within the Houfe is Jove.
Nor is this Emendation a little confirm'd by another Paffage in our Author, in which he plainly alludes to the fame Story. As you like it.
Clown. I am bere with thee and thy Goats, as the maft capricious Poet, boneft Ovid, was amongst the Goths.
Jaq. O Knowledge ill inhabited, worse than Jove in a thatch'd
(5) Balth. Well; I would, you did like me.] This and the two following little Speeches, which I have placed to Balthazar, are in all the printed Copies given to Benedick. But, 'tis clear, the Dialogue here ought to be betwixt Balthazar, and Margaret: Benedick, a little lower, converfes with Beatrice: and fo every Man talks with his Woman once round.
Marg. I fay my Prayers aloud.
Balth. I love you the better, the hearers may cry Amen.
Marg. God match me with a good dancer!
Marg. And God keep him out of my fight when the dance is done! Answer, Clerk.
Balth. No more words, the clerk is answer'd.
Urf. I know you well enough; you are Signior An
Ant. At a word, I am not.
Urf. I know you by the wagling of your head.
Urf. You could never do him fo ill-well, unless were the very man here's his dry hand up and down; you are he, you are he.
Ant. At a word, I am not.
Urf. Come, come, do you think, I do not know you by your excellent wit? can virtue hide it felf? go to, mum, you are he; graces will appear, and there's an end.
Beat. Will you not tell me, who told you fo?
Bene. No, you shall pardon me.
Beat. Nor will you not tell me, who you are?
Beat. That I was difdainful, and that I had my good Wit out of the Hundred merry Tales; well, this was Signior Benedick that faid fo.
Bene. What's he?
Beat. I am fure, you know him well enough.
Bene. Not I, believe me.
Beat. Did he never make you laugh?
Bene. I pray you, what is he?

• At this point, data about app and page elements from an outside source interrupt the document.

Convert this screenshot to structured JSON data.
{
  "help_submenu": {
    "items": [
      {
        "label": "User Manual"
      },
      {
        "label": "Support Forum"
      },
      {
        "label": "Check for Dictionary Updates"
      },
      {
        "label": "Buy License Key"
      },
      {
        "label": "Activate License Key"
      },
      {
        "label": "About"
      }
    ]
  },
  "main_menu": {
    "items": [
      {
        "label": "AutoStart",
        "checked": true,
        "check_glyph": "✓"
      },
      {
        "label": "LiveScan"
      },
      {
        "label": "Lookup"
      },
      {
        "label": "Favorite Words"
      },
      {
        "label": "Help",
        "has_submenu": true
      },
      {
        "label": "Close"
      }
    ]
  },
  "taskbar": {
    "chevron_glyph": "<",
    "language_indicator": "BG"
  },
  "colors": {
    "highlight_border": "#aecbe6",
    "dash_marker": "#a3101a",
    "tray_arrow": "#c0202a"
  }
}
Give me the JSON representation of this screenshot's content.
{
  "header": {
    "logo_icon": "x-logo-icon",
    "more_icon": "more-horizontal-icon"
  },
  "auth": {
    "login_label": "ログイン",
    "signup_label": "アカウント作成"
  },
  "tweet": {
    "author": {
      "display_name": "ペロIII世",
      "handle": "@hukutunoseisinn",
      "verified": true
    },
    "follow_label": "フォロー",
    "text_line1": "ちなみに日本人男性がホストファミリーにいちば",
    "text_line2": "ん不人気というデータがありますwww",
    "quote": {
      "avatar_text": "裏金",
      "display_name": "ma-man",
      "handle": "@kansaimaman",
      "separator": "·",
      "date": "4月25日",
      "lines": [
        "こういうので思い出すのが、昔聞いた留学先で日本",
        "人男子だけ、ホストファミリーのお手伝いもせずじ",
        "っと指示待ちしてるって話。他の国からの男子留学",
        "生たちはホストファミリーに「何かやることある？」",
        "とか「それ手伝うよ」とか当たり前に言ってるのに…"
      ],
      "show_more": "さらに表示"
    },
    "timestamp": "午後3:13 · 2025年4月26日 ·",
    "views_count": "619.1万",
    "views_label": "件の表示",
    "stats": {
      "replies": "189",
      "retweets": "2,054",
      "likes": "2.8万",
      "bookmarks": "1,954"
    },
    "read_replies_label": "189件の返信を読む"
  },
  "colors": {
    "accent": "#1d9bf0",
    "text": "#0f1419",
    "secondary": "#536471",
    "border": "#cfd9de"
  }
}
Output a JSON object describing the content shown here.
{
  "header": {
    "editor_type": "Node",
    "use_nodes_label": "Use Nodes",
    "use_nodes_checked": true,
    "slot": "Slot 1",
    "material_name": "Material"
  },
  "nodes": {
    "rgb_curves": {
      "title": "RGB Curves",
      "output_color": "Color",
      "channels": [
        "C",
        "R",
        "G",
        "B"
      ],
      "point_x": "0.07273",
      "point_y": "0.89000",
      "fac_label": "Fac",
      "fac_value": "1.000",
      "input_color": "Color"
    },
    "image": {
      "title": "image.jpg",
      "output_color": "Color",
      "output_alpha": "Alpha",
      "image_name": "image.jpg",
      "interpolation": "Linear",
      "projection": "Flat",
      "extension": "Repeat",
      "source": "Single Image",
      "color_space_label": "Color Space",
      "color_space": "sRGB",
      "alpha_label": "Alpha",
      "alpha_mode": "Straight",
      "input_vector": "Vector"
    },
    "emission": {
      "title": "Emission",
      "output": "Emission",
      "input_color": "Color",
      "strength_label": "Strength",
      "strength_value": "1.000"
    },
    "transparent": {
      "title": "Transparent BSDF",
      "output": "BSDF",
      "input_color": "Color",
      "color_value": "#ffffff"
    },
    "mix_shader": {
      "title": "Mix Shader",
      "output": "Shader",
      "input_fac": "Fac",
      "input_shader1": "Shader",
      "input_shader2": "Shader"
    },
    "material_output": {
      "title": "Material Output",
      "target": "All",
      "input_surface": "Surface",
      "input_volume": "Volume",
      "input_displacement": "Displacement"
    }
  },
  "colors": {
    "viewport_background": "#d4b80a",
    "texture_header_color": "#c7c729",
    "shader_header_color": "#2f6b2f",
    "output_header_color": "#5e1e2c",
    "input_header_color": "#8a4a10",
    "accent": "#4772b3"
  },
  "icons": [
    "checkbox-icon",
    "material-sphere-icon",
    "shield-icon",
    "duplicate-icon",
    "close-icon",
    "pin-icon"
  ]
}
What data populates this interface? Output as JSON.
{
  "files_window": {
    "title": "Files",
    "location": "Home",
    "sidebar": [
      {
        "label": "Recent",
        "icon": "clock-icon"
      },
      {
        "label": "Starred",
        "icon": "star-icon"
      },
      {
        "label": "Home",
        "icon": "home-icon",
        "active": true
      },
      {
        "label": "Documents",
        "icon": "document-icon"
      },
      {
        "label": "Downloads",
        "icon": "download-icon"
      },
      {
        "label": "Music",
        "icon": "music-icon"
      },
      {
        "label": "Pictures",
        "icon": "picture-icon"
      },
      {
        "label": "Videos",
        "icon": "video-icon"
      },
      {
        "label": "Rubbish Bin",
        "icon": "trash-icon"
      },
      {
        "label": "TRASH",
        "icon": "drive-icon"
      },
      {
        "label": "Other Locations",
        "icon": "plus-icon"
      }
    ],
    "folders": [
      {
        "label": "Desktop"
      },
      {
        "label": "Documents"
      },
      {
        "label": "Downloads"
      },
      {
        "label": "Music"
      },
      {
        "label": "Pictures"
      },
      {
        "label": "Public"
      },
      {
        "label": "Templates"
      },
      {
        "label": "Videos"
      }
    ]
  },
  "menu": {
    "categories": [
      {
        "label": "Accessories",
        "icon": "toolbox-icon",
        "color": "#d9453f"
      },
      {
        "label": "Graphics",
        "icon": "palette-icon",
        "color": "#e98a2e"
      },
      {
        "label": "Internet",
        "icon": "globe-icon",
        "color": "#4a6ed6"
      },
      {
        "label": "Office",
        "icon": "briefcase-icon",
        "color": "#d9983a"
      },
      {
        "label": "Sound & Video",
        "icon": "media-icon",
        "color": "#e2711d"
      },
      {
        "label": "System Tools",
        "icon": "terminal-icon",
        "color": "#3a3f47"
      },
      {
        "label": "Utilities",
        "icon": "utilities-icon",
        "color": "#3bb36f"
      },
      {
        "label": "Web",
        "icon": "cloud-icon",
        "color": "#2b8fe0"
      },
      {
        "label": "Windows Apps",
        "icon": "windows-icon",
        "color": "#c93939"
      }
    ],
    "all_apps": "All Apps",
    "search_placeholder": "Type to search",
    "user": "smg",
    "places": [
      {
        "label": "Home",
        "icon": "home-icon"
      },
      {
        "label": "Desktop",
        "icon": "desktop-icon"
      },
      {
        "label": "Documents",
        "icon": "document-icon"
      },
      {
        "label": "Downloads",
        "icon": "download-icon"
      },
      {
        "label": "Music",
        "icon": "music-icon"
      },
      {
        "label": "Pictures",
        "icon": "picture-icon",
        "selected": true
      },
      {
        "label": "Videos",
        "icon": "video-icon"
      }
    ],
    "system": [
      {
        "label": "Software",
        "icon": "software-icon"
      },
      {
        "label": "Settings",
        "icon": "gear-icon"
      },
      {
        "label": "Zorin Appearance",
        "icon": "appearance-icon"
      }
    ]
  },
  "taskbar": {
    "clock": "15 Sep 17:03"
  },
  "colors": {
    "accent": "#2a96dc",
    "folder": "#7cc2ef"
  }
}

Beat. Why, he is the Prince's jefter; a very dull fool, only his gift is in devifing impoffible flanders: none but libertines delight in him, and the commendation is not in his wit, but in his villany; for he both pleaseth men and angers them, and then they laugh at him, and beat him; I am fure, he is in the fleet; I would, he had boarded me.